  • account: should an account be required that isn’t the system security account or 'default' i.e. another system’s account. It can be overriden here. Specifying will create the account if it doesn’t exist

stateful

under discussion (seeking production requirements)
exampleSystem:
  exampleContainer
    stateful:
      cloudNative: false
      databaseName: ''
      individualServices: false
      replica: 3
      sharedStorage: false
      volume:
        'avolume':
          mountPath: '/avolume'
          size: '10Gi'
          storageClass: ''
  • cloudNative: Enables the ability to deploy stateful applications in parallel and will automatically compact number of replicas down in envionments that aren’t 'HALIKE' or 'PRODLIKE' to save resources.

  • databaseName: standard application naming will be applied if this field is omitted. Its frequently used in custom templates for configuring some of the expected internals

  • individualServices: some applications can operate under a common service endpoint, others such as MongoDB require fixed service endpoints for each database

  • replica: number of PODS that should be deployed, if the backend supports it anti-affinity rules will already be in place per Availablility Zone and Host.

  • sharedStorage: determines if the PODS should have mount the same storage or have unique storage per pod (warhing multi-mount storage is unsupported by most storage drivers)

  • storageClass: the type of storage strategy that should be applied

In providing a consistent minimal configuration the stateful configuration integrates with endpoint and it should be used for accessing accordingly

Amount of time that should be given after sending kill signal to the container OS before terminating and removing the container.

version

exampleSystem:
  exampleContainer:
    version: 'latest'

… configuration is not static, as such any implementation of this specification should be capable of versioning. Independent of the source code repository type used i.e. Git.

Implementations following this specification will key their internal configuration versioning to this value.

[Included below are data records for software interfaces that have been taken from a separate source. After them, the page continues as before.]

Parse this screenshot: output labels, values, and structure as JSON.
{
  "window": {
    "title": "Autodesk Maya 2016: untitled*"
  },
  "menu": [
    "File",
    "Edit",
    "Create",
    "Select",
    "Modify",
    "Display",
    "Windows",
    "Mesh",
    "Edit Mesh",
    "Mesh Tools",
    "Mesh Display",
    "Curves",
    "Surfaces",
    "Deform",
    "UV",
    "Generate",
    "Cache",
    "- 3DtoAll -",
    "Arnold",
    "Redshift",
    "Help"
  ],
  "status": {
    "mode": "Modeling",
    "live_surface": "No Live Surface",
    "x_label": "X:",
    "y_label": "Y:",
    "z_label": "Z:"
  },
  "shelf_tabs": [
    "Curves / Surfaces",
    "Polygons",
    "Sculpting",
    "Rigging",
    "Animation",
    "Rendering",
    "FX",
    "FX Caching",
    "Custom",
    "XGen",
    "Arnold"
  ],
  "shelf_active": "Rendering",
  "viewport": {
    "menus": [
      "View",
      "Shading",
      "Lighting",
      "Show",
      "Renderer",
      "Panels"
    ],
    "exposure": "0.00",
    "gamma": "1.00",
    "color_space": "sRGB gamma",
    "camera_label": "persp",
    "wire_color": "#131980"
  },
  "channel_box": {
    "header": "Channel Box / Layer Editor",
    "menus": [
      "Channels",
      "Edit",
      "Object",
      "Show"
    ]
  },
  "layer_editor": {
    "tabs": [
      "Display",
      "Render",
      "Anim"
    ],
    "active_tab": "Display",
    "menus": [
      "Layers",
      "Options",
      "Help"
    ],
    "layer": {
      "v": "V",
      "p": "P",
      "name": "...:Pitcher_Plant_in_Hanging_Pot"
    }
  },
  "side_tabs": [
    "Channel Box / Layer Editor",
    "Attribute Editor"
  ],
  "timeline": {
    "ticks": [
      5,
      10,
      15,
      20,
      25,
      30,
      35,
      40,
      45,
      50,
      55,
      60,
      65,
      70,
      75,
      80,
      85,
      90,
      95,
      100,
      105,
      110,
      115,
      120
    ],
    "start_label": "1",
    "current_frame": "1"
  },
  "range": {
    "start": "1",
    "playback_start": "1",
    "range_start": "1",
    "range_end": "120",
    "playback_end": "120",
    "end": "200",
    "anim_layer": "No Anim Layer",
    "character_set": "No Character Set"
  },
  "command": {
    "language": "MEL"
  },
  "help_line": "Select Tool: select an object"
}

Modifying configuration and not incrementing this value would be expected to override configuration for deployed container / components.

Static labels i.e. latest can also be used with the understanding that configuration changes will be applied to all future deploymentTarget and container images will be re-pulled every time.

For effective governance of infrastructure in cloud native approaches Semantic Versioning [SemVer](https://semver.org/) is sanest choice. While Container/NanoService versioning typically is best systemd to [ComVer](https://github.com/staltz/comver)

Integration with SemVer only tracks major minor patch the extensions format is stripped off for tracking purposes.

Container images when using SemVer are not re-pulled from the image repository as they are assumed to be immutable.